This research discusses the practical and ideologically nuanced factors that shape professional athletes’ engagement in tertiary education programs. Utilising the insight and experiences of 132 current professional athletes and 36 current player development managers working across the 5 leading Australian top-division sporting codes (Australian Football League, National Rugby League, A-League (soccer), Super Rugby, and Cricket Australia), we questioned the ways in which professional athletes are both inhibited and empowered to succeed in their education pursuits.
Data was informed by a uniform survey of qualitative and quantitative measures, undergoing a detailed thematic analysis to organise findings into discussable categories. Results revealed that athletes are significantly disadvantaged in the education space. Participants reported the rigidity of sporting schedules, contract duration and insecurity, physical and mental fatigue, the transient nature of careers, and the challenge of managing studies in addition to an existing full-time commitment as the most prevalent barriers.

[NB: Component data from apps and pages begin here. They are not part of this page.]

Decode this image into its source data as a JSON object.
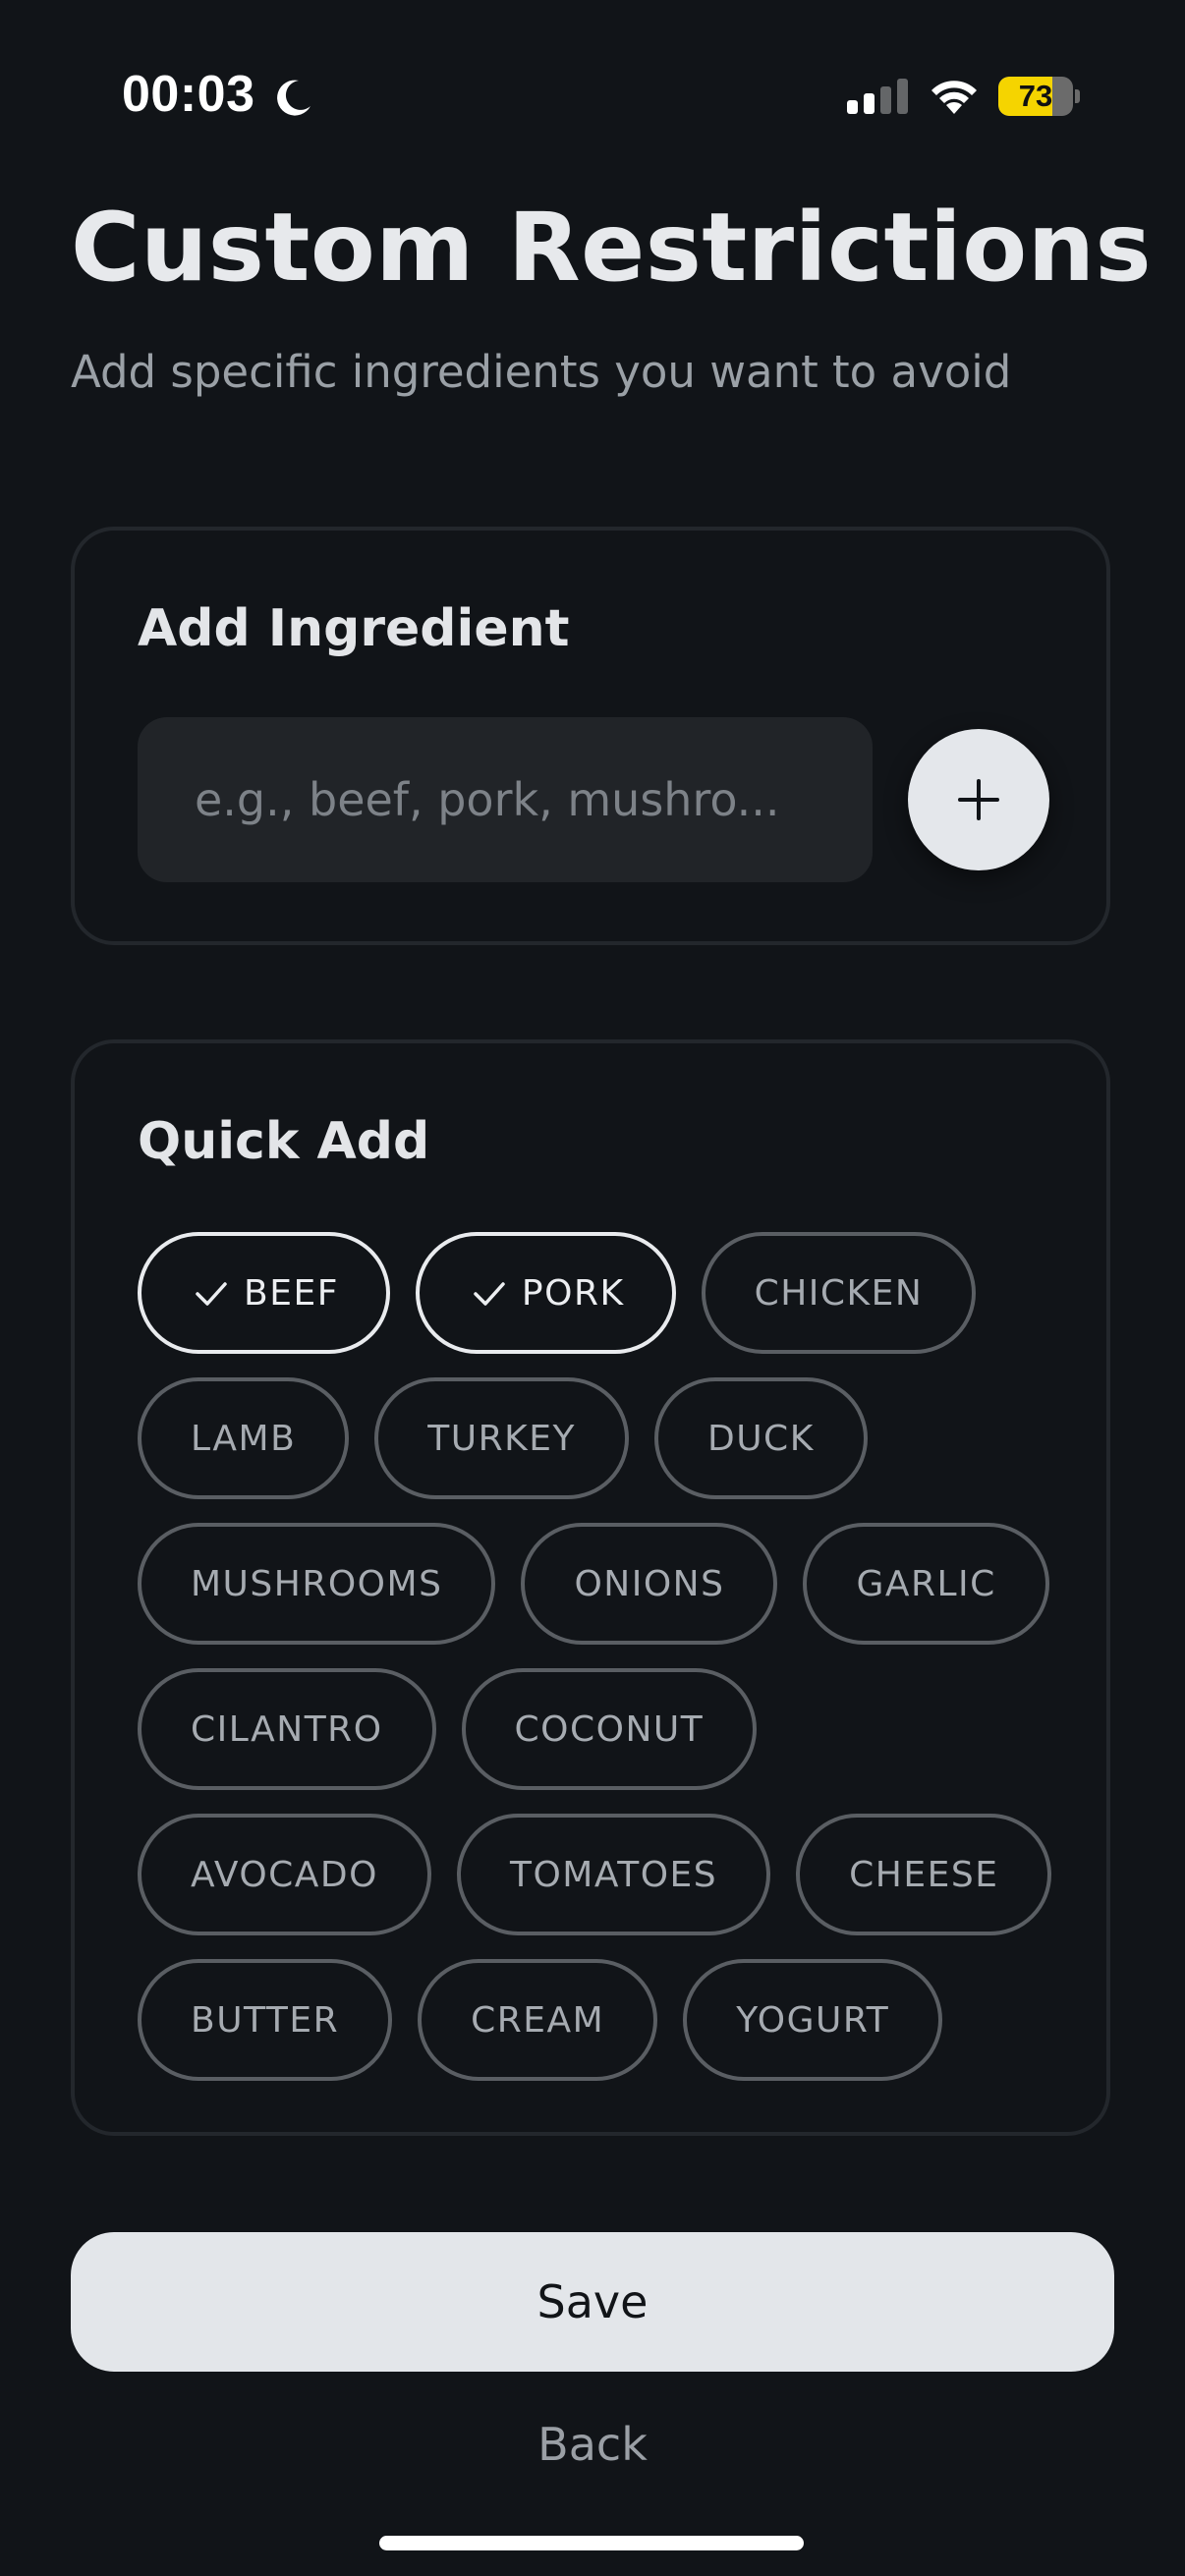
{
  "status_bar": {
    "time": "00:03",
    "battery_percent": "73",
    "battery_level": 0.73,
    "icons": [
      "moon-icon",
      "signal-icon",
      "wifi-icon",
      "battery-icon"
    ]
  },
  "header": {
    "title": "Custom Restrictions",
    "subtitle": "Add specific ingredients you want to avoid"
  },
  "add_ingredient": {
    "heading": "Add Ingredient",
    "input_value": "",
    "input_placeholder": "e.g., beef, pork, mushro...",
    "add_icon": "plus-icon"
  },
  "quick_add": {
    "heading": "Quick Add",
    "chips": [
      {
        "label": "BEEF",
        "selected": true
      },
      {
        "label": "PORK",
        "selected": true
      },
      {
        "label": "CHICKEN",
        "selected": false
      },
      {
        "label": "LAMB",
        "selected": false
      },
      {
        "label": "TURKEY",
        "selected": false
      },
      {
        "label": "DUCK",
        "selected": false
      },
      {
        "label": "MUSHROOMS",
        "selected": false
      },
      {
        "label": "ONIONS",
        "selected": false
      },
      {
        "label": "GARLIC",
        "selected": false
      },
      {
        "label": "CILANTRO",
        "selected": false
      },
      {
        "label": "COCONUT",
        "selected": false
      },
      {
        "label": "AVOCADO",
        "selected": false
      },
      {
        "label": "TOMATOES",
        "selected": false
      },
      {
        "label": "CHEESE",
        "selected": false
      },
      {
        "label": "BUTTER",
        "selected": false
      },
      {
        "label": "CREAM",
        "selected": false
      },
      {
        "label": "YOGURT",
        "selected": false
      }
    ]
  },
  "footer": {
    "save_label": "Save",
    "back_label": "Back"
  },
  "colors": {
    "background": "#111418",
    "card_border": "#23272c",
    "chip_border": "#5a5e63",
    "chip_selected_border": "#e9ebee",
    "save_button": "#e3e6ea",
    "battery_fill": "#f5d400"
  }
}
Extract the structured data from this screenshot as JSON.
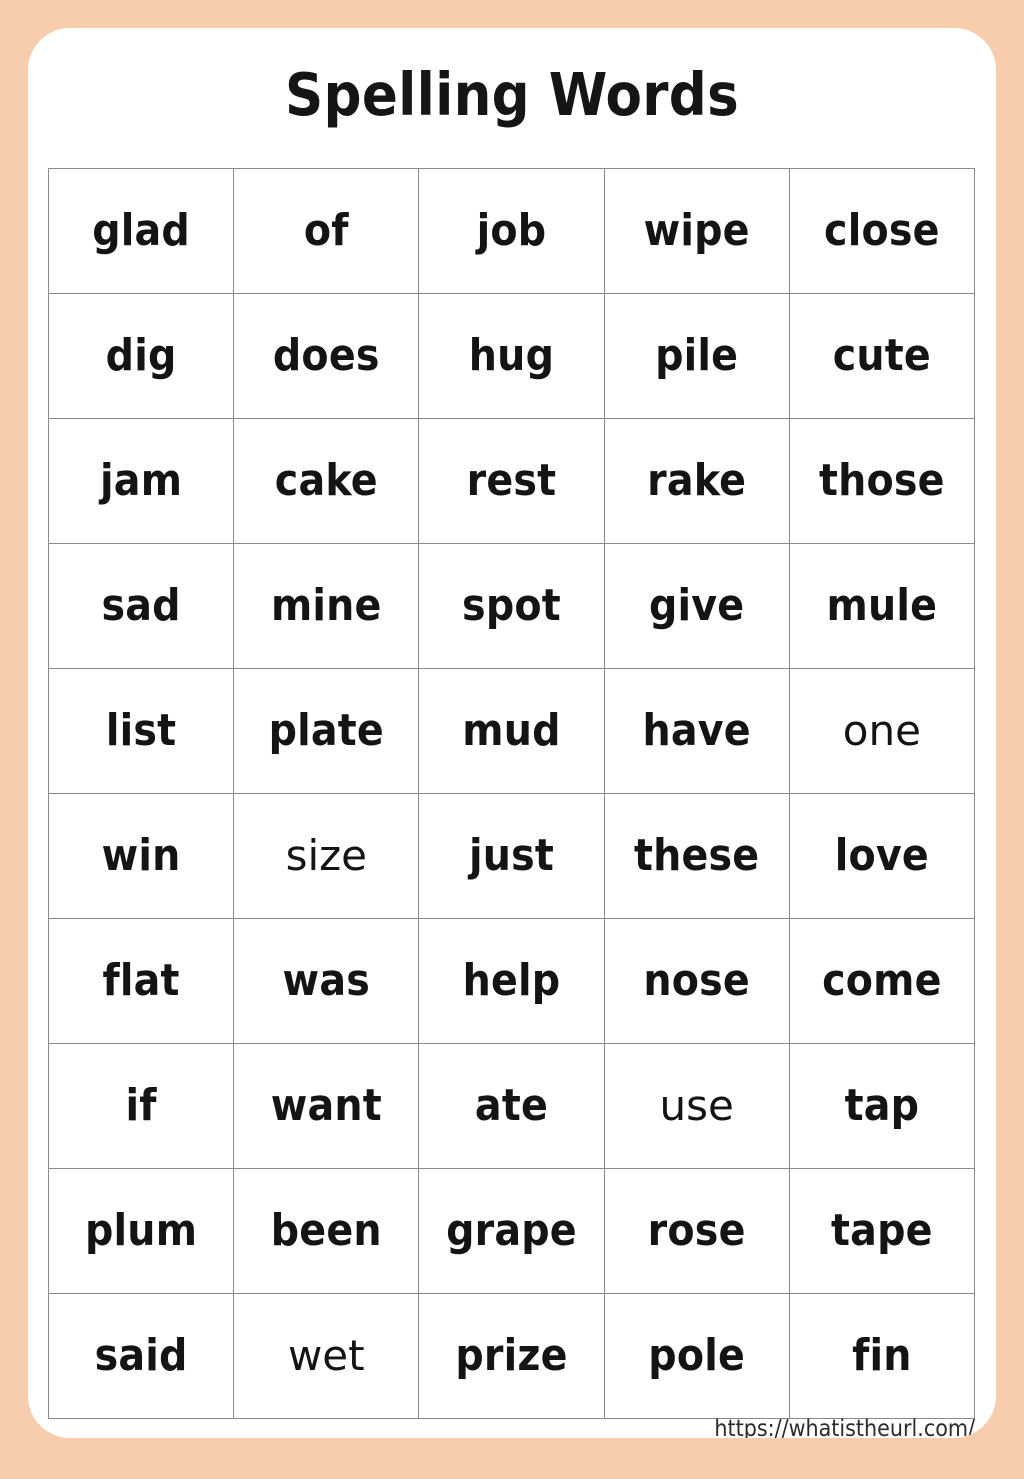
{
  "document": {
    "title": "Spelling Words",
    "background_color": "#f8cdae",
    "sheet_color": "#ffffff",
    "grid_line_color": "#8a8a8a",
    "text_color": "#141414"
  },
  "table": {
    "columns": 5,
    "rows_count": 10,
    "rows": [
      [
        "glad",
        "of",
        "job",
        "wipe",
        "close"
      ],
      [
        "dig",
        "does",
        "hug",
        "pile",
        "cute"
      ],
      [
        "jam",
        "cake",
        "rest",
        "rake",
        "those"
      ],
      [
        "sad",
        "mine",
        "spot",
        "give",
        "mule"
      ],
      [
        "list",
        "plate",
        "mud",
        "have",
        "one"
      ],
      [
        "win",
        "size",
        "just",
        "these",
        "love"
      ],
      [
        "flat",
        "was",
        "help",
        "nose",
        "come"
      ],
      [
        "if",
        "want",
        "ate",
        "use",
        "tap"
      ],
      [
        "plum",
        "been",
        "grape",
        "rose",
        "tape"
      ],
      [
        "said",
        "wet",
        "prize",
        "pole",
        "fin"
      ]
    ]
  },
  "footer": {
    "link_text": "https://whatistheurl.com/"
  }
}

Flexibility was cited consistently as an effective intervention and management strategy, where tailored education programs and suitable delivery modes were suggested as an effective way to meet the unique needs of professional athletes. The role of player development managers was also seen as a meaningful facilitator and crucial personal support throughout the athletes’ education journey.